With the demands of modern life, squeezing in time for a workout is becoming more and more difficult. But fear not – the new Virgin Active PUMA FAAS CLAAS has arrived.
Quick, high-intensity, calorie-blasting sessions are what we’re all demanding – and these adrenaline-pumping classes tick all the boxes. Based on training methods adopted by many the world’s elite athletes, their aim is to fast-track participants to peak fitness.
As someone that’s a) heard the hype surrounding FAAS CLAAS, and b) constantly short on time, I thought it’d make sense for me to get involved and see what all the fuss is about. And I’m massively glad I did.
“Training needs to be enjoyable and impactful; people need to see and feel progress towards their goals in order to stay motivated”, according to Head of Fitness at Virgin Active Health Clubs, Tim Foster. I couldn’t agree more. And Brett Klika – creator of FAAS CLAAS – obviously subscribes to the same train of thought. Having now done a 30-minute session, ‘enjoyable’ is the first word that springs to mind as I look back (‘impactful’ runs it a close second, thanks to my aching limbs).
The point is that because I’m aching, I feel like I’ve really achieved something, despite the fact I was showered, changed and sitting at my desk by 8:55am. Because I can feel progress being made, I feel motivated; historically I’m not a lover of gym classes – but I’ll be doing this one again next week. And the week after. And the week after that.
Quick, high-intensity, calorie-blasting sessions are what we’re all demanding.
Anyway, I digress. On to the class itself. ‘What’s it like? What do you do?’ I hear you ask. Well I’ll tell you. It’s great. And you do a LOT. For me and my ‘claasmates’ it all started with a spot of stretching (nothing too strenuous – leaving me free to enjoy the funky reggae beats playing out in the background). Our instructor was full of life, cheery, positive and loud as she guided us professionally along.
Then, when we were all limbered up, the fun and games began. The next 25 minutes was a constant stream of activity – both alone and in teams – that really made the class live up to its ‘high intensity’ billing. We used weights, we used resistance bands, we used rope ladders, we star jumped, we quickstep jogged on the spot, we shuttle ran, we pressed-up and we sat-up; all in short, sharp bursts; all the while being reminded that “winners don’t quit” and “quitters don’t win”. It was knackering. It was awesome.
After 25 minutes - sweat in eyes and with a newfound admiration for many of the people around me - the time came for our warm down. “Great”, I thought. I shouldn’t have.

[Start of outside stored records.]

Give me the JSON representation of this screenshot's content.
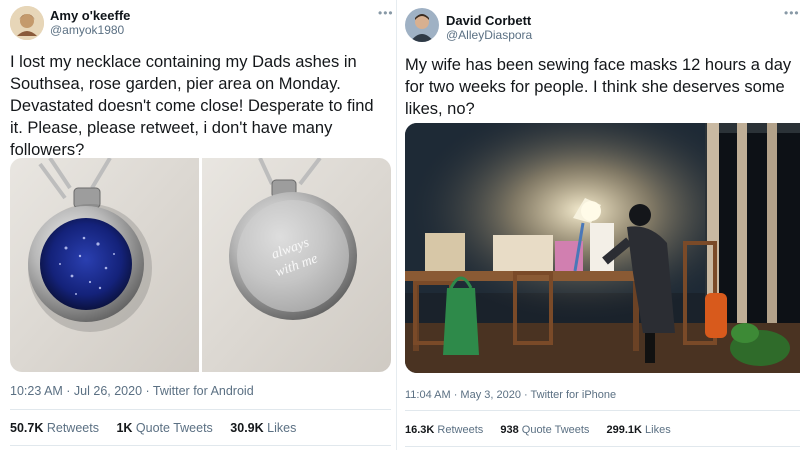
{
  "tweets": [
    {
      "name": "Amy o'keeffe",
      "handle": "@amyok1980",
      "more_icon": "more-icon",
      "text_lines": [
        "I lost my necklace containing my Dads ashes in",
        "Southsea, rose garden, pier area on Monday.",
        "Devastated doesn't come close! Desperate to find",
        "it. Please, please retweet, i don't have many",
        "followers?"
      ],
      "engraving_lines": [
        "always",
        "with me"
      ],
      "time": "10:23 AM · Jul 26, 2020 · Twitter for Android",
      "retweets_count": "50.7K",
      "retweets_label": "Retweets",
      "quotes_count": "1K",
      "quotes_label": "Quote Tweets",
      "likes_count": "30.9K",
      "likes_label": "Likes"
    },
    {
      "name": "David Corbett",
      "handle": "@AlleyDiaspora",
      "more_icon": "more-icon",
      "text_lines": [
        "My wife has been sewing face masks 12 hours a day",
        "for two weeks for people. I think she deserves some",
        "likes, no?"
      ],
      "time": "11:04 AM · May 3, 2020 · Twitter for iPhone",
      "retweets_count": "16.3K",
      "retweets_label": "Retweets",
      "quotes_count": "938",
      "quotes_label": "Quote Tweets",
      "likes_count": "299.1K",
      "likes_label": "Likes"
    }
  ],
  "colors": {
    "text": "#14171a",
    "secondary": "#5b7083",
    "border": "#e1e8ed"
  }
}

Out came the tennis balls. Our fantastic instructor (who was still full of life, cheery, positive and loud) told us to pop it under our right foot and roll it about until we found a spot that felt a little “uncomfortable”. We then put our weight on it and held. Harder than it sounds. Other foot next. Then we sat down. Ball under right calf. Roll. Ball under left calf. Roll. Harder than it sounds. Ball under right buttock. Hold. Ball under left buttock. Hold. Much harder than it sounds. Much harder. But it really did relax the muscles and, crucially, it allowed me to find my breath for the first time in 15 minutes. Bliss.
And that was it. We got to our feet and gathered in the centre of the studio. We held our left arms into the centre of the circle (closer to our heart than the right, we were told) and put our fists together. “3, 2, 1, TEAM!” was the communal cry, as we flung our hands in the air. And with that I headed for the shower, full of the joys of spring.
As I went through the motions of lathering my hair with shower gel (the missus doesn’t like me “wasting” shampoo), I realised that although I felt shattered, I also felt totally reinvigorated. My workout for the day had been done - and it had only just turned half 8. As I left the club to head for work I saw a poster – ‘PUMA FAAS CLAAS. Live life in the faas lane and get fitter – faster.’ And that’s exactly what I urge you to do. I promise you won’t regret it.